Using templates like this you can recursively construct code with ever more general code. Perhaps it would be nice to have a text writing DSL so you can go from DSL down to DSL then eventually into a CodeDom template but that is another DSL for another time. When I am done here I will change the NBusiness parser into an MGrammar DSL then run it through this template engine instead of my current template scheme.
So I realize this sounds like a crap load of work and probably a little crazy, additionally I’m not totally convinced there is nothing exactly like this already but on the other hand I can actually comprehend this and I can see what gap it would fill in my current projects. I have been working on the MGrammar for this sort of language already and I have been pleasantly surprised how easy it is. I have been trying to use the NewLine character to indicate the end of a statement rather than a semi-colon (or something similar) but this turns out to be pretty tough in some cases so I might have to go the semi colon route (I already compromised enough to use the “: … end” instead of tabs however). Currently I am able to define namespaces, imports class declarations and constructors (with parameters) and translate them into CodeDom objects. If this idea generates enough interest or comes along far enough to be usable I will probably post it to Codeplex, for now however I will just work on it in my own repository to spare everyone my painful research details.
I have been working on creating a DSL of my own (NBusiness) for quite a while now and have seen the dire need for a simple grammar parser (again, comprehensible by mere mortals) and a corresponding template engine and I can say with some confidence that this tool will be extremely useful for me.

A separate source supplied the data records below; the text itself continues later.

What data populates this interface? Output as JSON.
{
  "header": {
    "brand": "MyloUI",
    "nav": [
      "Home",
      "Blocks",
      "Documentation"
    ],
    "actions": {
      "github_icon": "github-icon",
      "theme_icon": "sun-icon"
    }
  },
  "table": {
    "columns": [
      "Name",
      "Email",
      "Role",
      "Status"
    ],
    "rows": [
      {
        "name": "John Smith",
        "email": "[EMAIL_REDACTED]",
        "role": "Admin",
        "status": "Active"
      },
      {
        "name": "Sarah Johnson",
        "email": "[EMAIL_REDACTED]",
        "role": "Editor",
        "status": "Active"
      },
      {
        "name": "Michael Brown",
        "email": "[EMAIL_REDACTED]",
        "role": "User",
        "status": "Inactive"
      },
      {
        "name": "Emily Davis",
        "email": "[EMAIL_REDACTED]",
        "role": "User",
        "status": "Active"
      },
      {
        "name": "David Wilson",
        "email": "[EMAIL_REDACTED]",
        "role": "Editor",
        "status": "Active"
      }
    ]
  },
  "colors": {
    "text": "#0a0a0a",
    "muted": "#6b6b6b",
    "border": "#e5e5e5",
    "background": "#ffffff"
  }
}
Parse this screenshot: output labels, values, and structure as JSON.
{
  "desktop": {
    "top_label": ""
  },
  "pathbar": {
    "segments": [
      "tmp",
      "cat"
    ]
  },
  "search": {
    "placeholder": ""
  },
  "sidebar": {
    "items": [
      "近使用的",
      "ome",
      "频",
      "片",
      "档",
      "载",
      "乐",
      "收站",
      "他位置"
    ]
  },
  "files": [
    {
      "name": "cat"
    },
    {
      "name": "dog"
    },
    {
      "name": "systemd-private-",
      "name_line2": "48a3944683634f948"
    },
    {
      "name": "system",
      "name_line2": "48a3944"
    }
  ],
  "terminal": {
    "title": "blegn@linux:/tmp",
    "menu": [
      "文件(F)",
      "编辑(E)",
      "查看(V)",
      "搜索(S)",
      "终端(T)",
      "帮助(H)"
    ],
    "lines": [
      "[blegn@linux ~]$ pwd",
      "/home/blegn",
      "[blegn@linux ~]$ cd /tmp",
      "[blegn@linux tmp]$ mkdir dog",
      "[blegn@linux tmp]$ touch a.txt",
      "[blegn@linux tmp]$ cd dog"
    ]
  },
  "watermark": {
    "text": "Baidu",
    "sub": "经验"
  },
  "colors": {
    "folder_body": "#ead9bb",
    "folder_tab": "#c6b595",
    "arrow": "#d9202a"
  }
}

Just for fun here is how a “using” template might look (purely hypothetical at this point):
namespace Common:
      import System
      import System.Collections.Generic
 
      template Using:
            CodeExpression parameter = Using.Parameters[0]
            CodeStatementCollection body = Using.Statements
            return [|
                  try:
                        ${body}
                  finally:
                        ((System.IDisposable)(${parameter})).Dispose()
                  end |]
      end
end